(HInt : you will likely get a message that says it was blocked from running… go to the apple (top left) and click Preferences >Security and privacy > Open Anyway. Unless you have a lot of time, choose Update Java LATER)

Write down a few sentences and maybe a diagram or two to show what you discover.

2. Get a model building kit for your table.

Follow the instructions from the handouts at the front of the room to build molecules with the kits. Record what you make, and the shapes formed.

3. What are the similarities and differences between the models (online and plastic)?

Which is clearer? Why?

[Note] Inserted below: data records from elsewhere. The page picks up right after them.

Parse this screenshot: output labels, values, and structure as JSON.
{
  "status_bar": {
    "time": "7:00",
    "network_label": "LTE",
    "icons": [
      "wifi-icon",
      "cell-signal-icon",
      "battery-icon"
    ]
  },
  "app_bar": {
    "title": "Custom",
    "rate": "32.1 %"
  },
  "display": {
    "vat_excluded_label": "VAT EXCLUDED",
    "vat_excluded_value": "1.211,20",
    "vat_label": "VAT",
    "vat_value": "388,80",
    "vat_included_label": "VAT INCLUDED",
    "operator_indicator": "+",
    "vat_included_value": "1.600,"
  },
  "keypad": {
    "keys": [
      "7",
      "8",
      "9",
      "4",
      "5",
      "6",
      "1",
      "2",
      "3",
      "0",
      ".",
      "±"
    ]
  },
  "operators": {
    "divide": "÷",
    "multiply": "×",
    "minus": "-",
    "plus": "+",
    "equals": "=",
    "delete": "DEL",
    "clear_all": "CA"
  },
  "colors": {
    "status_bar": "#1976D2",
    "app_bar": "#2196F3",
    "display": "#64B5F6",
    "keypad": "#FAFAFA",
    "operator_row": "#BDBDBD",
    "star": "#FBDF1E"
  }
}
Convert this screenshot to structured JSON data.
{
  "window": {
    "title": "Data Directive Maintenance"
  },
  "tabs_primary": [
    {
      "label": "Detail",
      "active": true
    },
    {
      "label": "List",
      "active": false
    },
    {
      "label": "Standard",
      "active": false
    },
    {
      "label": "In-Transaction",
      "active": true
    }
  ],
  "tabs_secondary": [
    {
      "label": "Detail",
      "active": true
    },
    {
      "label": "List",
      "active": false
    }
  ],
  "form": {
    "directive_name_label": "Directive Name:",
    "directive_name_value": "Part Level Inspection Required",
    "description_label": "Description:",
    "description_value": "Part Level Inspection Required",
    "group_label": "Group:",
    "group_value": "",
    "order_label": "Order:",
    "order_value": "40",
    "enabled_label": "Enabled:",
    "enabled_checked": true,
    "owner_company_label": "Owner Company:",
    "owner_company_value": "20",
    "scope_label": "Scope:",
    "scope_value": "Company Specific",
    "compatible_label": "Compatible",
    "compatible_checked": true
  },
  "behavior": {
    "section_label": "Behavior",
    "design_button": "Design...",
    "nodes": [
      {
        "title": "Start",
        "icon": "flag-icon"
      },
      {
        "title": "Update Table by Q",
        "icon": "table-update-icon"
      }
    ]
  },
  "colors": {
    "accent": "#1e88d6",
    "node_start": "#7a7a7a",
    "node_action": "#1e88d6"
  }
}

This unit is a chemistry based topic.
We can understand how substances behave by knowing how they are held together. Atoms are held together with bonds. There are three main types of bonds we will look at: Ionic, Covalent, and Metallic.

What are atoms, what are they made and how can we rearrange parts of them so they can make connections?
Here is a simulation from pHet: Build an Atom You will need to download and run it.

Here is an overview of ionic bonding from the BBC. Here is a video if you prefer to listen.

Practice naming ionic compounds (can click only “binary compounds” to start) http://chemsite.lsrhs.net/FlashMedia/html/compoundsAll.html

For later in the unit:
Here is the overview of covalent bonds. Also there is a video/interactive clip about covalent bonding here.